|Pritchard's first start for Stanford comes in toughest environment|
|Written by Admin|
|Thursday, 04 October 2007 09:44|
The scenario will be a little different Saturday. Pritchard makes his first college start at quarterback for Stanford in one of the toughest environments imaginable: in front of close to 90,000 people in the storied L.A. Coliseum against a Southern California defense filled with future NFL players.
Welcome to the Pac-10, kid.
``I think it's a little bit surreal right now,'' Pritchard said. ``Everybody is asking me, 'Are you nervous? You're going to the Coliseum. You're starting.' I don't know if it has settled in, but there is so much to be thinking about other than we're going into the Coliseum to play SC.''
Pritchard, who has thrown only three passes in college, was put into this hornet's nest after starter T.C. Ostrander had a seizure last Sunday that has forced him to miss this game for the Cardinal (0-4, 0-3 Pac-10).
That forced Stanford coach Jim Harbaugh to turn to the untested Pritchard to try to take down the mighty second-ranked Trojans (4-0, 2-0). After getting outscored 141-51 in their first three conference games at home, the Cardinal play their first road game against the Pac-10's best team.
``From the outside in, it looks like a recipe for disaster,'' Stanford receiver Evan Moore said. ``You lose your senior quarterback captain and you go into the Coliseum to play USC with a quarterback who has never started before and has probably played a number of snaps that I can count on my left hand. But not to discount T.C.'s talent and leadership at all, I think we have enough leaders at other positions on offense that I think we're going to be all right.''
The odds are daunting as Stanford is a 40-point underdog, one of the biggest lines ever for a Pac-10 game. But the moment is one Pritchard has been preparing for ever since he was a young kid pretending he was his Uncle Jack, former NFL quarterback Jack Thompson, aka ``The Throwin' Samoan.''
Thompson was one of the great quarterbacks in Pac-10 history, ending his career at Washington State as the NCAA's career passing leader with 7,818 yards. He was the third overall pick in the 1979 NFL draft by Cincinnati.
Thompson played six years in the NFL for the Bengals and Tampa Bay before returning home to the Seattle area. While growing up, Pritchard would take the short trip from Tacoma to visit his uncle, toss the football and learn lessons about being a topflight quarterback.
Pritchard also learned from his father, David, who played center at Washington State, and his older cousin Tony, Jack's son who is currently a Cougar.

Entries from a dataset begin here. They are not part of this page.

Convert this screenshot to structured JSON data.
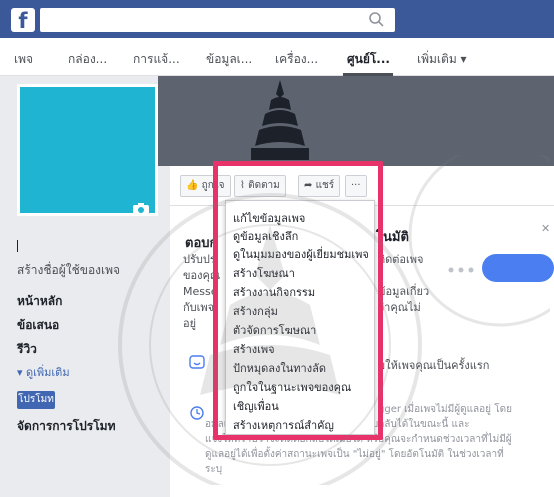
{
  "top_bar": {
    "logo_letter": "f",
    "search_icon": "search-icon",
    "color": "#3b5998"
  },
  "nav": {
    "tabs": [
      {
        "label": "เพจ"
      },
      {
        "label": "กล่อง..."
      },
      {
        "label": "การแจ้..."
      },
      {
        "label": "ข้อมูลเ..."
      },
      {
        "label": "เครื่อง..."
      },
      {
        "label": "ศูนย์โ..."
      },
      {
        "label": "เพิ่มเติม ▾"
      }
    ],
    "active_tab": "ศูนย์โ..."
  },
  "sidebar": {
    "create_username": "สร้างชื่อผู้ใช้ของเพจ",
    "items": [
      {
        "label": "หน้าหลัก"
      },
      {
        "label": "ข้อเสนอ"
      },
      {
        "label": "รีวิว"
      }
    ],
    "see_more": "▾  ดูเพิ่มเติม",
    "promote_button": "โปรโมท",
    "manage_promotions": "จัดการการโปรโมท",
    "profile_color": "#1fb5d2"
  },
  "action_bar": {
    "like": "ถูกใจ",
    "follow": "ติดตาม",
    "share": "แชร์",
    "more": "···"
  },
  "card": {
    "title_left": "ตอบก",
    "title_right": "โนมัติ",
    "lines_left": [
      "ปรับปรุ",
      "ของคุณ",
      "Messe",
      "กับเพจ",
      "อยู่"
    ],
    "lines_right": [
      "ติดต่อเพจ",
      "ข้อมูลเกี่ยว",
      "ว่าคุณไม่"
    ],
    "feature1_text": "มให้เพจคุณเป็นครั้งแรก",
    "feature2_text_line1": "gger เมื่อเพจไม่มีผู้ดูแลอยู่ โดย",
    "feature2_text_line2": "อมูลเพื่อบอกบุคคลอื่นว่าคุณสามารถตอบกลับได้ในขณะนี้ และ",
    "feature2_text_line3": "แจ้งให้ทราบว่าจะติดต่อกลับได้เมื่อใด หรือคุณจะกำหนดช่วงเวลาที่ไม่มีผู้",
    "feature2_text_line4": "ดูแลอยู่ได้เพื่อตั้งค่าสถานะเพจเป็น \"ไม่อยู่\" โดยอัตโนมัติ ในช่วงเวลาที่",
    "feature2_text_line5": "ระบุ",
    "accent": "#4b7ef0"
  },
  "dropdown": {
    "items": [
      {
        "label": "แก้ไขข้อมูลเพจ"
      },
      {
        "label": "ดูข้อมูลเชิงลึก"
      },
      {
        "label": "ดูในมุมมองของผู้เยี่ยมชมเพจ"
      },
      {
        "label": "สร้างโฆษณา"
      },
      {
        "label": "สร้างงานกิจกรรม"
      },
      {
        "label": "สร้างกลุ่ม"
      },
      {
        "label": "ตัวจัดการโฆษณา"
      },
      {
        "label": "สร้างเพจ"
      },
      {
        "label": "ปักหมุดลงในทางลัด"
      },
      {
        "label": "ถูกใจในฐานะเพจของคุณ"
      },
      {
        "label": "เชิญเพื่อน"
      },
      {
        "label": "สร้างเหตุการณ์สำคัญ"
      }
    ],
    "highlight_color": "#e8336a"
  }
}
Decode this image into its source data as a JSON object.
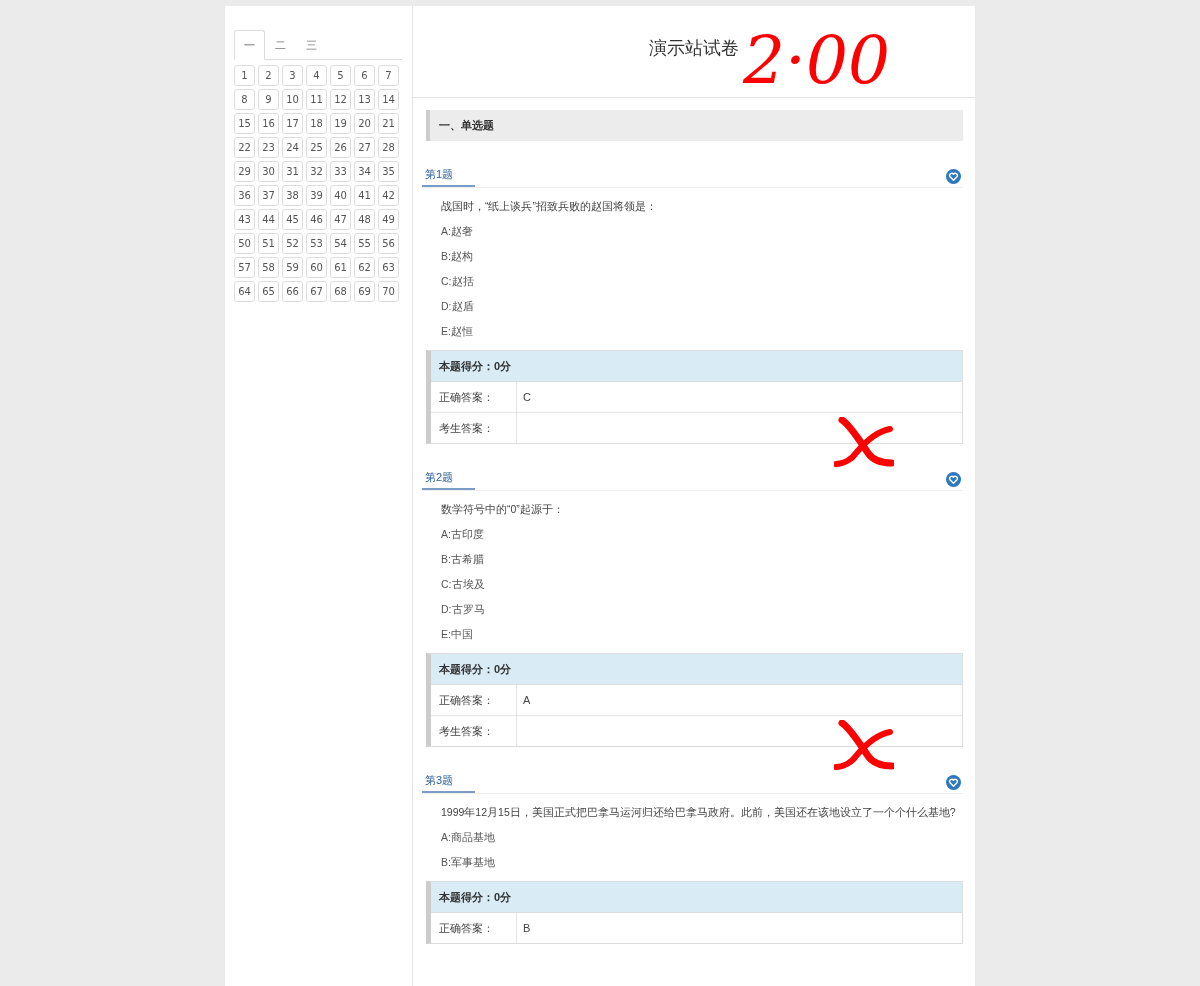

``If ever a kid was spoon fed football it's Tavita,'' Thompson said in a phone interview. ``His father and I have been like brothers. David has really done the vast majority of that. I came around later. You never had to tell Tavita to call. He called me all the time. He was thirsting for the knowledge. He always wanted to learn more.''
Thompson plans to watch the game on television from Pullman, Wash., after watching his son play for Washington State against Arizona State.
``I told him, 'Don't lollygag after the game. Get your butt moving,''' Thompson said.
Thompson joked that his main advice for Pritchard before he faced the conference's top-ranked defense was ``to work on his sliding technique.'' But he believes his nephew will be as well-prepared for anyone to make this start.
``Tavita is the kind of kid who welcomes the challenge. At the end of the day, that's why you opt to play in the Pac-10,'' Thompson said. ``It comes down to going out there and knowing his stuff. He has to put in the work which he'll do. He's a cool customer. He's going to have fun and soak in every second on that field.''
That's exactly the attitude Pritchard brings into this game. He wants people to see how much he enjoys the game when he's out on the field.
``I think I bring a passion for the game,'' he said. ``I love this game with all my heart. Like coach said, I was bitten by the football bug at a very young age.''
Pritchard learned his lessons well and became one of the top prep quarterbacks in Washington. He went to Stanford where he redshirted his first year and played sparingly last season. He threw one incomplete pass and also saw limited action on special teams and at receiver.
He came in this year as the backup to Ostrander and has completed one of two passes. He got his opportunity to start after Ostrander had a seizure at a restaurant while watching former teammate Trent Edwards play on television for the Buffalo Bills.
Harbaugh said he won't need to simplify the offense for Pritchard. The Cardinal will try to take advantage of Pritchard's mobility to avoid the rush from the Trojans.
Dealing with the pressure from USC and the situation will be the key for Pritchard.
``He has the right disposition for this situation,'' Ostrander said. ``His first start at the No. 1 team's home has to be nerve-racking. But he doesn't get riled up about things. Tavita is a pretty smart guy. Give him pen and paper and he knows this stuff. The best thing about this week is that he'll be getting an invaluable number of reps.''